[[ DATA FOR ANALYSIS open ]]

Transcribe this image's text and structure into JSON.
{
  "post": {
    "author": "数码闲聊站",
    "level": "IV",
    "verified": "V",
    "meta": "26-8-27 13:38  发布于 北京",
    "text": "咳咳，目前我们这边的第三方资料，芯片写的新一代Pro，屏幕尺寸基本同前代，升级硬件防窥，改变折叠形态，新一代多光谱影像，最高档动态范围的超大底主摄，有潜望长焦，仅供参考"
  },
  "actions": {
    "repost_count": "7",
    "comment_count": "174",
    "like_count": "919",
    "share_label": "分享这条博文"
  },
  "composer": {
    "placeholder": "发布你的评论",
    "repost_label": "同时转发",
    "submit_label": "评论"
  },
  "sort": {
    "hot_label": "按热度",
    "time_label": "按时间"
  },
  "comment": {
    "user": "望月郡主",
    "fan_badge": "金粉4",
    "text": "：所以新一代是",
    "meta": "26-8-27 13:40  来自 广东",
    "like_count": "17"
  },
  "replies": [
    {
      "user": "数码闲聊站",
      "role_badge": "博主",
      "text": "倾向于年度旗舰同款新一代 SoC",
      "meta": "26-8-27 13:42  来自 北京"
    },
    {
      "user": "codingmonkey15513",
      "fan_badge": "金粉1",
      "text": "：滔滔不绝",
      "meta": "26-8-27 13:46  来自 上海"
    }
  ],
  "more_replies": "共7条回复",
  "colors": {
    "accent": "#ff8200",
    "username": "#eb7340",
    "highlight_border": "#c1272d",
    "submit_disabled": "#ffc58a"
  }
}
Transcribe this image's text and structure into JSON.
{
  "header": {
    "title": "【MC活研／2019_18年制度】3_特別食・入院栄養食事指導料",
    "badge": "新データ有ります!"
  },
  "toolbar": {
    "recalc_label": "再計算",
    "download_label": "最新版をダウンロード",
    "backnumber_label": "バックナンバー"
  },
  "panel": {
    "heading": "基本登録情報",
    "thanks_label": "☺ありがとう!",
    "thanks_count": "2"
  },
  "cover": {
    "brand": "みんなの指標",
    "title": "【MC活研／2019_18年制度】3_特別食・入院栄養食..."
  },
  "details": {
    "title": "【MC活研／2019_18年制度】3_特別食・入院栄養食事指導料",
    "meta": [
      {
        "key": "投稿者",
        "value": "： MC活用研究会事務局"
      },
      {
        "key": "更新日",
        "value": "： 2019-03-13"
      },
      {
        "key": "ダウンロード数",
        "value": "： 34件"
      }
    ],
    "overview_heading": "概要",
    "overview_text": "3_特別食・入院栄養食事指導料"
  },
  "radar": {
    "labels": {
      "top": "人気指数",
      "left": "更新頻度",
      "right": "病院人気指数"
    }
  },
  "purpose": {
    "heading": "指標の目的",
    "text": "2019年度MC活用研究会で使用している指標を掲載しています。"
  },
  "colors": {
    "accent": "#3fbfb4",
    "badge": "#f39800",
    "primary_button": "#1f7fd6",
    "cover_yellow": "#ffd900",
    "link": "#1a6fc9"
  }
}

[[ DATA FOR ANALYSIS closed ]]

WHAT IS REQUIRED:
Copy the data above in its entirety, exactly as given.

RESPONSE:
Transcribe this image's text and structure into JSON.
{
  "post": {
    "author": "数码闲聊站",
    "level": "IV",
    "verified": "V",
    "meta": "26-8-27 13:38  发布于 北京",
    "text": "咳咳，目前我们这边的第三方资料，芯片写的新一代Pro，屏幕尺寸基本同前代，升级硬件防窥，改变折叠形态，新一代多光谱影像，最高档动态范围的超大底主摄，有潜望长焦，仅供参考"
  },
  "actions": {
    "repost_count": "7",
    "comment_count": "174",
    "like_count": "919",
    "share_label": "分享这条博文"
  },
  "composer": {
    "placeholder": "发布你的评论",
    "repost_label": "同时转发",
    "submit_label": "评论"
  },
  "sort": {
    "hot_label": "按热度",
    "time_label": "按时间"
  },
  "comment": {
    "user": "望月郡主",
    "fan_badge": "金粉4",
    "text": "：所以新一代是",
    "meta": "26-8-27 13:40  来自 广东",
    "like_count": "17"
  },
  "replies": [
    {
      "user": "数码闲聊站",
      "role_badge": "博主",
      "text": "倾向于年度旗舰同款新一代 SoC",
      "meta": "26-8-27 13:42  来自 北京"
    },
    {
      "user": "codingmonkey15513",
      "fan_badge": "金粉1",
      "text": "：滔滔不绝",
      "meta": "26-8-27 13:46  来自 上海"
    }
  ],
  "more_replies": "共7条回复",
  "colors": {
    "accent": "#ff8200",
    "username": "#eb7340",
    "highlight_border": "#c1272d",
    "submit_disabled": "#ffc58a"
  }
}
Transcribe this image's text and structure into JSON.
{
  "header": {
    "title": "【MC活研／2019_18年制度】3_特別食・入院栄養食事指導料",
    "badge": "新データ有ります!"
  },
  "toolbar": {
    "recalc_label": "再計算",
    "download_label": "最新版をダウンロード",
    "backnumber_label": "バックナンバー"
  },
  "panel": {
    "heading": "基本登録情報",
    "thanks_label": "☺ありがとう!",
    "thanks_count": "2"
  },
  "cover": {
    "brand": "みんなの指標",
    "title": "【MC活研／2019_18年制度】3_特別食・入院栄養食..."
  },
  "details": {
    "title": "【MC活研／2019_18年制度】3_特別食・入院栄養食事指導料",
    "meta": [
      {
        "key": "投稿者",
        "value": "： MC活用研究会事務局"
      },
      {
        "key": "更新日",
        "value": "： 2019-03-13"
      },
      {
        "key": "ダウンロード数",
        "value": "： 34件"
      }
    ],
    "overview_heading": "概要",
    "overview_text": "3_特別食・入院栄養食事指導料"
  },
  "radar": {
    "labels": {
      "top": "人気指数",
      "left": "更新頻度",
      "right": "病院人気指数"
    }
  },
  "purpose": {
    "heading": "指標の目的",
    "text": "2019年度MC活用研究会で使用している指標を掲載しています。"
  },
  "colors": {
    "accent": "#3fbfb4",
    "badge": "#f39800",
    "primary_button": "#1f7fd6",
    "cover_yellow": "#ffd900",
    "link": "#1a6fc9"
  }
}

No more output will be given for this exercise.